Ungulates, or hoofed animals, are a particularly important, yet arguably understudied group of herbivorous species in tropical ecosystems. They structure the latter by dispersing seeds, modifying the soil when wallowing in mud areas or when searching for minerals under the floor. Ungulates consist of a variety of species, ranging from the 400kg bongo to the 4kg blue duiker. The intact forests of Nouabalé-Ndoki provide a secure habitat for populations of various ungulate species.
Forest Buffalos
In local languages : Mpakasa, Ngombo (Lingala), Niati (Bendzele), Mboko (Mbangombe)
Because they live in dense vegetation, male forest buffaloes (Syncerus caffer nanus) can rarely measure their strength in head-to-head competition, which is why their horns are lighter and pushed back compared to those of their savanna cousins. They are also distinguished by their beautiful reddish-brown color, with a darker area on the face, and their much smaller size, usually under 120cm in height against up to 170cm for the savannah buffalo.

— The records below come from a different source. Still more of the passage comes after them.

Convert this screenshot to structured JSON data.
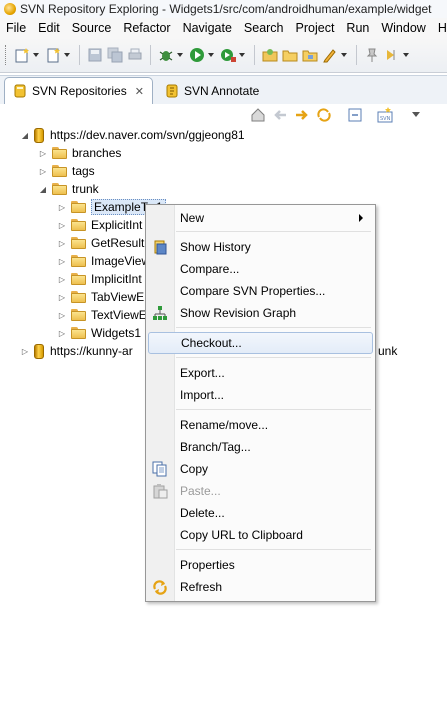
{
  "window": {
    "title": "SVN Repository Exploring - Widgets1/src/com/androidhuman/example/widget"
  },
  "menubar": [
    "File",
    "Edit",
    "Source",
    "Refactor",
    "Navigate",
    "Search",
    "Project",
    "Run",
    "Window",
    "H"
  ],
  "tabs": [
    {
      "label": "SVN Repositories",
      "active": true
    },
    {
      "label": "SVN Annotate",
      "active": false
    }
  ],
  "tree": {
    "repo1": "https://dev.naver.com/svn/ggjeong81",
    "branches": "branches",
    "tags": "tags",
    "trunk": "trunk",
    "children": [
      "ExampleTw1",
      "ExplicitInt",
      "GetResult",
      "ImageView",
      "ImplicitInt",
      "TabViewE",
      "TextViewE",
      "Widgets1"
    ],
    "repo2_prefix": "https://kunny-ar",
    "repo2_suffix": "unk"
  },
  "context_menu": {
    "new": "New",
    "show_history": "Show History",
    "compare": "Compare...",
    "compare_props": "Compare SVN Properties...",
    "revision_graph": "Show Revision Graph",
    "checkout": "Checkout...",
    "export": "Export...",
    "import": "Import...",
    "rename": "Rename/move...",
    "branch": "Branch/Tag...",
    "copy": "Copy",
    "paste": "Paste...",
    "delete": "Delete...",
    "copy_url": "Copy URL to Clipboard",
    "properties": "Properties",
    "refresh": "Refresh"
  }
}
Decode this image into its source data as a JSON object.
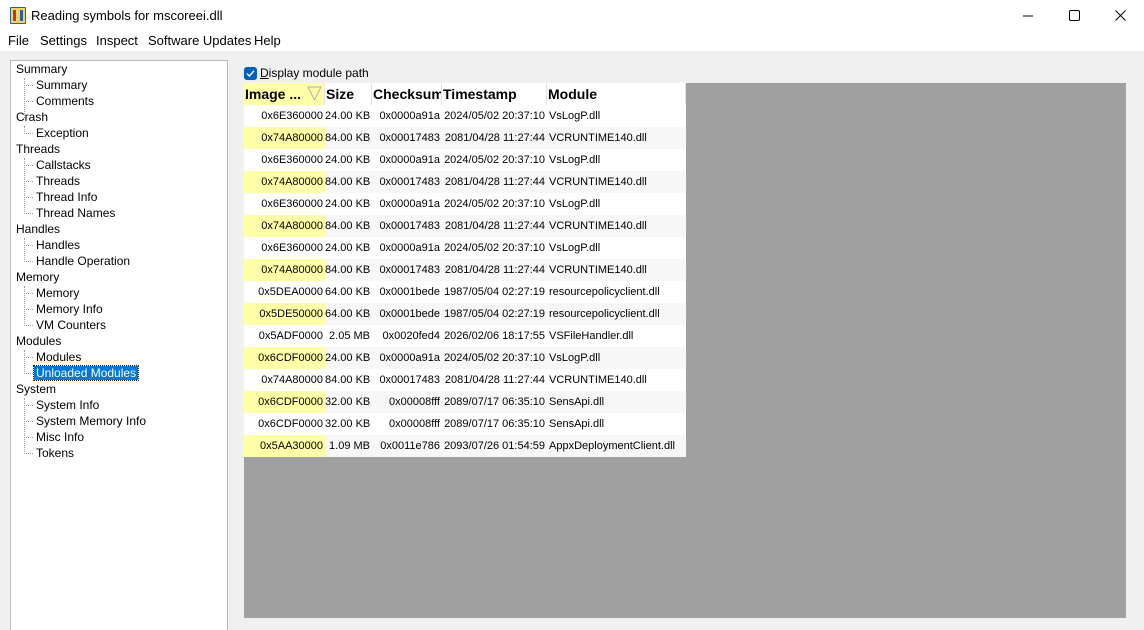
{
  "window": {
    "title": "Reading symbols for mscoreei.dll",
    "app_icon": "app-icon",
    "minimize_icon": "minimize-icon",
    "maximize_icon": "maximize-icon",
    "close_icon": "close-icon"
  },
  "menu": {
    "items": [
      "File",
      "Settings",
      "Inspect",
      "Software Updates",
      "Help"
    ]
  },
  "tree": {
    "groups": [
      {
        "label": "Summary",
        "children": [
          "Summary",
          "Comments"
        ]
      },
      {
        "label": "Crash",
        "children": [
          "Exception"
        ]
      },
      {
        "label": "Threads",
        "children": [
          "Callstacks",
          "Threads",
          "Thread Info",
          "Thread Names"
        ]
      },
      {
        "label": "Handles",
        "children": [
          "Handles",
          "Handle Operation"
        ]
      },
      {
        "label": "Memory",
        "children": [
          "Memory",
          "Memory Info",
          "VM Counters"
        ]
      },
      {
        "label": "Modules",
        "children": [
          "Modules",
          "Unloaded Modules"
        ]
      },
      {
        "label": "System",
        "children": [
          "System Info",
          "System Memory Info",
          "Misc Info",
          "Tokens"
        ]
      }
    ],
    "selected": "Unloaded Modules"
  },
  "options": {
    "display_module_path_label": "Display module path",
    "display_module_path_checked": true,
    "check_icon": "checkmark-icon"
  },
  "table": {
    "headers": [
      "Image ...",
      "Size",
      "Checksum",
      "Timestamp",
      "Module"
    ],
    "sort_icon": "sort-descending-icon",
    "rows": [
      [
        "0x6E360000",
        "24.00 KB",
        "0x0000a91a",
        "2024/05/02 20:37:10",
        "VsLogP.dll"
      ],
      [
        "0x74A80000",
        "84.00 KB",
        "0x00017483",
        "2081/04/28 11:27:44",
        "VCRUNTIME140.dll"
      ],
      [
        "0x6E360000",
        "24.00 KB",
        "0x0000a91a",
        "2024/05/02 20:37:10",
        "VsLogP.dll"
      ],
      [
        "0x74A80000",
        "84.00 KB",
        "0x00017483",
        "2081/04/28 11:27:44",
        "VCRUNTIME140.dll"
      ],
      [
        "0x6E360000",
        "24.00 KB",
        "0x0000a91a",
        "2024/05/02 20:37:10",
        "VsLogP.dll"
      ],
      [
        "0x74A80000",
        "84.00 KB",
        "0x00017483",
        "2081/04/28 11:27:44",
        "VCRUNTIME140.dll"
      ],
      [
        "0x6E360000",
        "24.00 KB",
        "0x0000a91a",
        "2024/05/02 20:37:10",
        "VsLogP.dll"
      ],
      [
        "0x74A80000",
        "84.00 KB",
        "0x00017483",
        "2081/04/28 11:27:44",
        "VCRUNTIME140.dll"
      ],
      [
        "0x5DEA0000",
        "64.00 KB",
        "0x0001bede",
        "1987/05/04 02:27:19",
        "resourcepolicyclient.dll"
      ],
      [
        "0x5DE50000",
        "64.00 KB",
        "0x0001bede",
        "1987/05/04 02:27:19",
        "resourcepolicyclient.dll"
      ],
      [
        "0x5ADF0000",
        "2.05 MB",
        "0x0020fed4",
        "2026/02/06 18:17:55",
        "VSFileHandler.dll"
      ],
      [
        "0x6CDF0000",
        "24.00 KB",
        "0x0000a91a",
        "2024/05/02 20:37:10",
        "VsLogP.dll"
      ],
      [
        "0x74A80000",
        "84.00 KB",
        "0x00017483",
        "2081/04/28 11:27:44",
        "VCRUNTIME140.dll"
      ],
      [
        "0x6CDF0000",
        "32.00 KB",
        "0x00008fff",
        "2089/07/17 06:35:10",
        "SensApi.dll"
      ],
      [
        "0x6CDF0000",
        "32.00 KB",
        "0x00008fff",
        "2089/07/17 06:35:10",
        "SensApi.dll"
      ],
      [
        "0x5AA30000",
        "1.09 MB",
        "0x0011e786",
        "2093/07/26 01:54:59",
        "AppxDeploymentClient.dll"
      ]
    ]
  }
}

Because they live in environments not well suited for large carnivores, buffaloes have few predators, and live at a slow pace in small groups of a maximum of 30 individuals, with no need for seasonal movements. It is rare not to come across one, especially at the end of the day, in Wali Baï as well as in Mbeli Baï. Buffaloes have been known to live for up to 26 years.
In local languages : Mbongo
The majestic spiral-horned bongo feeds on low-level fresh greenery and so tends to readily find food in openings in the forest canopy that let in the light necessary for vegetation to flourish on the forest floor. This means that they are frequently found in areas of broken canopy forest, where there are naturally occurring forest clearings, areas of disturbance by elephants or logging.

Despite their resilience, bongos are rare: naturally widespread in moderate numbers, they are also prized for their horns by trophy hunters. Their numbers in and around Nouabalé-Ndoki also plummeted around 1997 after a particularly heavy rainy season caused an increase in Stomoxys flies, whose bites weakened dozens of bongos found dead in a few weeks. Their population is still slowly recovering.
In local languages : Mbuli (Lingala), Mbiliya (Bendzele, Mbangombe)
Mainly active from dusk to dawn, sitatungas can also be observed during the day, especially in Mbeli Bay, where 150 frequent visitors have been identified over the last two decades. Almost sedentary, they have very small home ranges close to swampy areas to which they owe their characteristic features: long legs and splayed hooves allowing them to move skilfully in marshes.

The hornless females are reddish in color and considerably smaller in size than the males. Males have a darker coat than their close cousins the bongos. Their coats may darken and the stripes and spots fade with age. Their horns can be up to 90cm long, although they rarely use them to fight: their nocturnal barking allows them to estimate the age and strength of their neighbors and to avoid unnecessary fights.
In local languages : depending on the species - Mboloko ((blue duiker), Ngandi (Peter’s duiker), Guomu (Bay duiker), Bemba (Yellow-backed duiker)
Duikers are small antelopes, whose weight can vary considerably depending on the species: from 3.5kg for the blue duiker to 80 for the yellow-backed duiker. Their dwarfism is due to an adaptation mechanism to the scarcity of grass on the forest floor, and often feed on fruits and foliage discarded from the canopy by monkeys, birds or bats. It is therefore not uncommon to see duikers below groups of monkeys.

Despite their great ability to hide, duikers are among the most poached and hunted species in northern Congo for their meat, which is consumed throughout the region. The demand for bushmeat from growing urban areas is a major factor in the unsustainable levels of hunting in northern Congo.